The most effective way to teach a person or animal a new behavior is with positive reinforcement. In positive reinforcement, a desirable stimulus is added to increase a behavior. For example, you tell your five-year-old son, Jerome, that if he cleans his room, he will get a toy.
How does operant conditioning affect behavior?
Operant conditioning (also called instrumental conditioning ) is a type of associative learning process through which the strength of a behavior is modified by reinforcement or punishment. It is also a procedure that is used to bring about such learning.
What is operant behavior controlled by?
Operant behavior is behavior “ controlled ” by its consequences. In practice, operant conditioning is the study of reversible behavior maintained by reinforcement schedules.
Can all behavior be manipulated by operant conditioning?
In Skinner’s operant conditioning paradigm, behavior can be manipulated when it is followed by reinforcement or punishment. Unlike classical conditioning, which involves unconscious reflexive behavior, operant behaviors are behaviors under conscious control.
What are the 3 principles of operant conditioning?
1.2. ) Principles of Operant Conditioning:
- Reinforcement (Central Concept ): A phenomenon in which a stimulus increases the chance of repetition of previous behavior is called reinforcement.
What are the 4 types of operant conditioning?
The four types of operant conditioning are positive reinforcement, positive punishment, negative reinforcement, and negative punishment.
What are some examples of operant conditioning in everyday life?
An example of operant conditioning in everyday life is when an employee completes a project effectively and on time, and receives a salary bonus. Another example is when a driver goes a certain period without car accidents and receives a lower rate from his or her insurance company.
What is operant conditioning in simple terms?
Operant conditioning, sometimes referred to as instrumental conditioning, is a method of learning that employs rewards and punishments for behavior. Through operant conditioning, an association is made between a behavior and a consequence (whether negative or positive) for that behavior.
What is the main idea of operant conditioning?
The basic concept behind operant conditioning is that a stimulus (antecedent) leads to a behavior, which then leads to a consequence. This form of conditioning involves reinforcers, both positive and negative, as well as primary, secondary, and generalized. Primary reinforcers are things like food, shelter, and water.
What is operant behavior example?
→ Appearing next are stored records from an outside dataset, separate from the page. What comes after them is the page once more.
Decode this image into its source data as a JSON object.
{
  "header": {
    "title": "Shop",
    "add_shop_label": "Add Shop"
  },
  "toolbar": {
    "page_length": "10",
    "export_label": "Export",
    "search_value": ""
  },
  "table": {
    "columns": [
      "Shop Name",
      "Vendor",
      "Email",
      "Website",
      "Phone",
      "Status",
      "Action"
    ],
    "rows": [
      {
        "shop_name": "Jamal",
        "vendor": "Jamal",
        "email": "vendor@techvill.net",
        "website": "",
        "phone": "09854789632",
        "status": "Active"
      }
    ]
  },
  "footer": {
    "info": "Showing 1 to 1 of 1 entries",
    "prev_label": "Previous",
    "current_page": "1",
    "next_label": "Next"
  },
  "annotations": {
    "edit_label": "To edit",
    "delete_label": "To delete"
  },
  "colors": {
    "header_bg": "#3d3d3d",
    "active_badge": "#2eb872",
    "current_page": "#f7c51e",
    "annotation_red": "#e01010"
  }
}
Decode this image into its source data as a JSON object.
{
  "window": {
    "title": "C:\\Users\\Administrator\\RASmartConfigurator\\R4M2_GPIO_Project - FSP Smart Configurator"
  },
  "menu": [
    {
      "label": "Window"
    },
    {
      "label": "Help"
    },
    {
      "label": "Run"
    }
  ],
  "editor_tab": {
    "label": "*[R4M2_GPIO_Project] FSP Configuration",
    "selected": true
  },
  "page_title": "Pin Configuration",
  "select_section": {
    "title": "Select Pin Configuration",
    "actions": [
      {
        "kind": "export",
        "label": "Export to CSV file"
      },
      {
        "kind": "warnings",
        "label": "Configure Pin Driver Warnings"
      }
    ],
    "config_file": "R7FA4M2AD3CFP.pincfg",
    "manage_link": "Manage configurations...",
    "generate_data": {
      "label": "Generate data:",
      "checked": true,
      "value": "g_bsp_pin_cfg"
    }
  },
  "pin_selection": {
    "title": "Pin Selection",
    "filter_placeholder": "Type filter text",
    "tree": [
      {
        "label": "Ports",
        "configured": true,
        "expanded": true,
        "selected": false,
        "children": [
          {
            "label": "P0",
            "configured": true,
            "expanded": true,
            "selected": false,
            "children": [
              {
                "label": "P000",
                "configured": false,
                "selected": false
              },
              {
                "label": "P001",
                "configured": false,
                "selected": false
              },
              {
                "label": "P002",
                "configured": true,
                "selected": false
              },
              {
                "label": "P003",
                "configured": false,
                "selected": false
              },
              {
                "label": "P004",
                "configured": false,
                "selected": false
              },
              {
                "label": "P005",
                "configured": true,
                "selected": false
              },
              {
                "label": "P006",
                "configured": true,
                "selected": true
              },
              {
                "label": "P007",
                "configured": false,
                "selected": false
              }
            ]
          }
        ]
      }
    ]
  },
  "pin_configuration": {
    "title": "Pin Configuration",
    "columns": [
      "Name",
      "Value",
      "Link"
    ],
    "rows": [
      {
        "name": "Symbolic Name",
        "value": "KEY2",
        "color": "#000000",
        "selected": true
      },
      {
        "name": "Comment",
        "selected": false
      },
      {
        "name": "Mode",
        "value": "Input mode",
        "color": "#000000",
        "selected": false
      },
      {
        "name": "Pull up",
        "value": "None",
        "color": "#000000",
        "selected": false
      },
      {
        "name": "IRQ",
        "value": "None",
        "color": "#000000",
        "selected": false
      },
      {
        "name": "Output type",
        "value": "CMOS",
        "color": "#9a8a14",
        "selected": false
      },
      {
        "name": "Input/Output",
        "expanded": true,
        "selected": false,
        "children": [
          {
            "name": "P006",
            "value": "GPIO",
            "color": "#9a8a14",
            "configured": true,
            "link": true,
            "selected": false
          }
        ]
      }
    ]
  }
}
Operant behavior is done because it produces some type of consequence. For example, you are probably familiar with Pavlov’s dog (classical conditioning ) in which the dog salivated in response to meet powder. The dog couldn’t control the salivationthat’s classical conditioning.
How do you identify operant behavior?
Definition. Operant behavior is that which is said to meet two conditions: (1) It is freely emitted by an animal, in the sense that there is no obvious triggering stimulus. (2) It is susceptible to reinforcement and punishment by its consequences, such that it can be caused to go up or down in frequency, respectively.
What is an example of respondent behavior?
Respondent behavior is a behavioral process (or behavior ) that happens in response to some stimuli, and is essential to an organism’s survival. This behavior is characterized by involuntary action. Other examples of human respondent behaviors are sexual arousal and sweating while running.
What are some examples of positive punishment?
The following are some examples of positive punishment:
- A child picks his nose during class (behavior) and the teacher reprimands him (aversive stimulus) in front of his classmates.
- A child touches a hot stove (behavior) and feels pain (aversive stimulus).
How does classical conditioning modify behavior?
Classical conditioning has been used as a successful form of treatment in changing or modifying behaviors, such as substance abuse and smoking. Aversion therapy is a type of behavior therapy designed to encourage individuals to give up undesirable habits by causing them to associate the habit with an unpleasant effect.
What are three examples of applications of operant conditioning?
Examples of Positive Reinforcement
- Homework Completion. A student tends to complete his/her homework daily; because he/she knows that he/she will be rewarded with a candy (action) or praise (behavior).
- Cleaning Room.
- Incentives and Bonuses.
- Discounts and Benefits.